**Material to process:**

***

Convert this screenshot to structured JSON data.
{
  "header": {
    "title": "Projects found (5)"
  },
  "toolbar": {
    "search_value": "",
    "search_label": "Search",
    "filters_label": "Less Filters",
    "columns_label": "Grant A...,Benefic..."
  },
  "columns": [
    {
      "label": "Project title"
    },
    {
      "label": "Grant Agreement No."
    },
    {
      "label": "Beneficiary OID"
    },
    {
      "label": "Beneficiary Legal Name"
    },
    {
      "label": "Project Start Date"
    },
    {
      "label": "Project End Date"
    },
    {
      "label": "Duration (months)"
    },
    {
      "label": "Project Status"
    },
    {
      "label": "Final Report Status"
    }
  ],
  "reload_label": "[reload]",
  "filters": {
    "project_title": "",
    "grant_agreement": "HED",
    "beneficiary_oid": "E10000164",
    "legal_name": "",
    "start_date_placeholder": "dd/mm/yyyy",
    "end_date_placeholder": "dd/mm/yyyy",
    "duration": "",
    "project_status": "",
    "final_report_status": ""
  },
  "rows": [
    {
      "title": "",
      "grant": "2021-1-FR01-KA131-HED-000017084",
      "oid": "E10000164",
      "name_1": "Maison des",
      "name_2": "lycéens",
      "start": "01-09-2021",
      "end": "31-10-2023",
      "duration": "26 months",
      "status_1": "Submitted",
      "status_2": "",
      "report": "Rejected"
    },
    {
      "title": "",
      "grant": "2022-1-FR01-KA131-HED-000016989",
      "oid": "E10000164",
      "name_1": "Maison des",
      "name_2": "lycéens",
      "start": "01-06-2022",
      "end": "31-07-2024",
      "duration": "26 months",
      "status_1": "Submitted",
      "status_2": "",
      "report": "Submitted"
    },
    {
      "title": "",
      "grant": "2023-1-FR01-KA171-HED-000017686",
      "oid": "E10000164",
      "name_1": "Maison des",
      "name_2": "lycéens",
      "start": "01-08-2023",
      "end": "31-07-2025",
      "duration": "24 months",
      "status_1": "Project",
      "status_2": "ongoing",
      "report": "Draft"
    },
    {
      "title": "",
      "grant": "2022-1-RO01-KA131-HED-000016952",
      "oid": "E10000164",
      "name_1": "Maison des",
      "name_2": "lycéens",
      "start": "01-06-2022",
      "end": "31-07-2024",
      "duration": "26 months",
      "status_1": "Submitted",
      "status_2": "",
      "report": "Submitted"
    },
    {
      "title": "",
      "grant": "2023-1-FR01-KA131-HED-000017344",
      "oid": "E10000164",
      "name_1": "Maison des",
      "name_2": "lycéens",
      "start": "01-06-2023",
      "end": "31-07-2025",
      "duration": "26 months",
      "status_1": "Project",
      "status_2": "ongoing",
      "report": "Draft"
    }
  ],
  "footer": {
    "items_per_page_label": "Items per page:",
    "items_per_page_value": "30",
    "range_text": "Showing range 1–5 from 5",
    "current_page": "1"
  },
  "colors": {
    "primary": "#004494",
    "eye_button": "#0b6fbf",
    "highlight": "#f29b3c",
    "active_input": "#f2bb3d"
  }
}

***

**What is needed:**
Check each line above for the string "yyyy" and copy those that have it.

**Answer to this problem:**
    "start_date_placeholder": "dd/mm/yyyy",
    "end_date_placeholder": "dd/mm/yyyy",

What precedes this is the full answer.